Slowly, I started to notice changes in my personality. I started to use people for the drugs they could provide to combat the side effects of the drug that I thought I needed; after all, a doctor had diagnosed me! Adderall made me irritable and snappy. In social situations that I used to be relaxed in, I started analyzing every move I made and every word I said.
It got so bad that I would have to set my alarm 30 minutes earlier to pop the Adderall then lay in bed until it kicked in. If I ran out of it, and god forbid I had to wait through the weekend, I barely lifted a finger. I had moments of clarity where I thought maybe if I took away my upper (Adderall), I wouldn’t need all these downers (alcohol, drugs). This was quickly swept under the rug by my mindset that I needed it to do well in school, forgetting I had done well my freshman year without it. I was prescribed in the summer of my freshman year in college – the situation slowly got worse until I hit a bottom so low that it forced me to get sober at the end of my junior year in college.
Getting sober involved me completely ripping the band-aid off. I didn’t speak to my psychiatrist about it because I didn’t speak with her about anything. I had headaches on and off afterward. It was difficult transitioning back to relying on myself for everyday activities.
My experience with Adderall starts and ends in a matter of just a few years, but it took such grasp of my life. The psychiatrist didn’t warn me of dangers and didn’t really check up on how it was affecting me. I was essentially diagnosed, prescribed a drug, and then left alone with it until it nearly destroyed me. I would urge others to exercise caution and circumspection in trusting mental health diagnosis and taking psychiatric drugs as a way to truly improve or heal yourself.
Since getting off the drugs I have gotten my emotions back. I don’t always feel good, but at least I have feelings now. I don’t have to worry about setting two alarms to take a pill to get me up in the morning. Not having to rely on a pill for daily functioning is impeccable. I can actually eat food now and enjoy it – what a revelation! I have gained 10 healthy pounds and am now at 125 and happier than ever about my body image. When I was on Adderall and everything else I used to balance myself out, my spirituality was nonexistent – or, towards the end, completely convoluted. I can now feel good about my decisions and lean on my higher power/higher self rather than make psychiatric drugs my higher power.

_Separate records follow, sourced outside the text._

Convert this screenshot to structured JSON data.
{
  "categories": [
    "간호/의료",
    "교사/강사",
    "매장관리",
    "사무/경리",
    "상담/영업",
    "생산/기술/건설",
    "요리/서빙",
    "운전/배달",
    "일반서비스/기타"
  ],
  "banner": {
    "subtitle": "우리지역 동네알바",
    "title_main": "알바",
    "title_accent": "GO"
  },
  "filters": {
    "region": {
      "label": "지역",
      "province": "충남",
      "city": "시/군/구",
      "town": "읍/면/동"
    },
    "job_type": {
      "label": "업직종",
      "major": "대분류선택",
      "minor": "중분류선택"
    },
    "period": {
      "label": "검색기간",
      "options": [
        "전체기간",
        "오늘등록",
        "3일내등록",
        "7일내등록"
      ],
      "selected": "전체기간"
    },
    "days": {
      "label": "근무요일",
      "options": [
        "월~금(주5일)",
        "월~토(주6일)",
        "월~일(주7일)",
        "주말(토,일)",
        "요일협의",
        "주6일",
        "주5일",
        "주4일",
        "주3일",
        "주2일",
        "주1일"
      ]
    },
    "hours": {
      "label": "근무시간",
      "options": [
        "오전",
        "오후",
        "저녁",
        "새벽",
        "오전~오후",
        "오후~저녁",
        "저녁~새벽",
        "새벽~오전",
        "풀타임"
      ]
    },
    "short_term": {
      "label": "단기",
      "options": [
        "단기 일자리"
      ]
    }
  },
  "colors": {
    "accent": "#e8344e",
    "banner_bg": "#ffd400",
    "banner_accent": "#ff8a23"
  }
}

I wasn’t living life while covering all my problems with prescription and nonprescription drugs, and now I have a chance to make real choices that I can feel in my gut are right for me. I can listen to my body’s needs rather than forcing my body to listen to my ego desires. I have become a stronger person, learning how to deal with my emotions again rather than forcing them to not exist. Meditation has been of extreme help with my “concentration problems” – I don’t see them affecting my life in the least now. I can do anything I want to do now that I don’t have what I thought was my crutch holding me back.

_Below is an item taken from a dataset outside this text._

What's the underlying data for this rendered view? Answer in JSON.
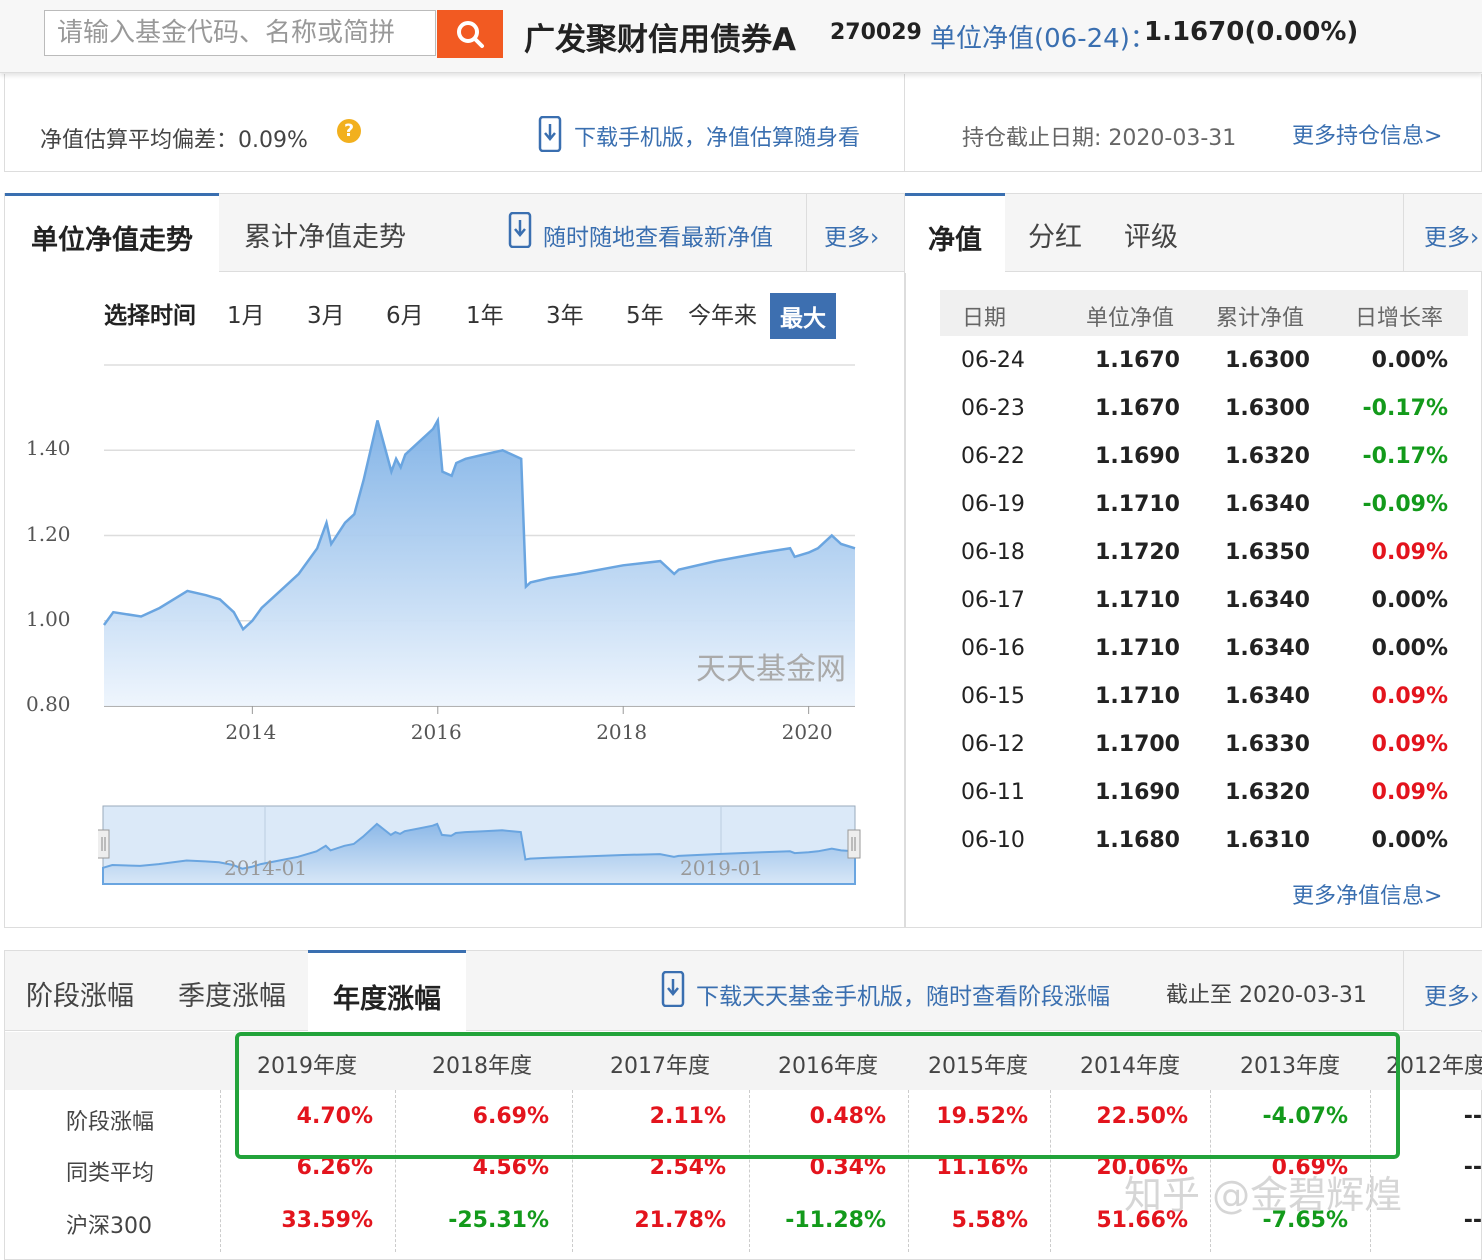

[Editor’s note: the author has chosen to publish under an abbreviated version of her name while in the process of applying to grad school.]
Mad in America hosts blogs by a diverse group of writers. These posts are designed to serve as a public forum for a discussion—broadly speaking—of psychiatry and its treatments. The opinions expressed are the writers’ own.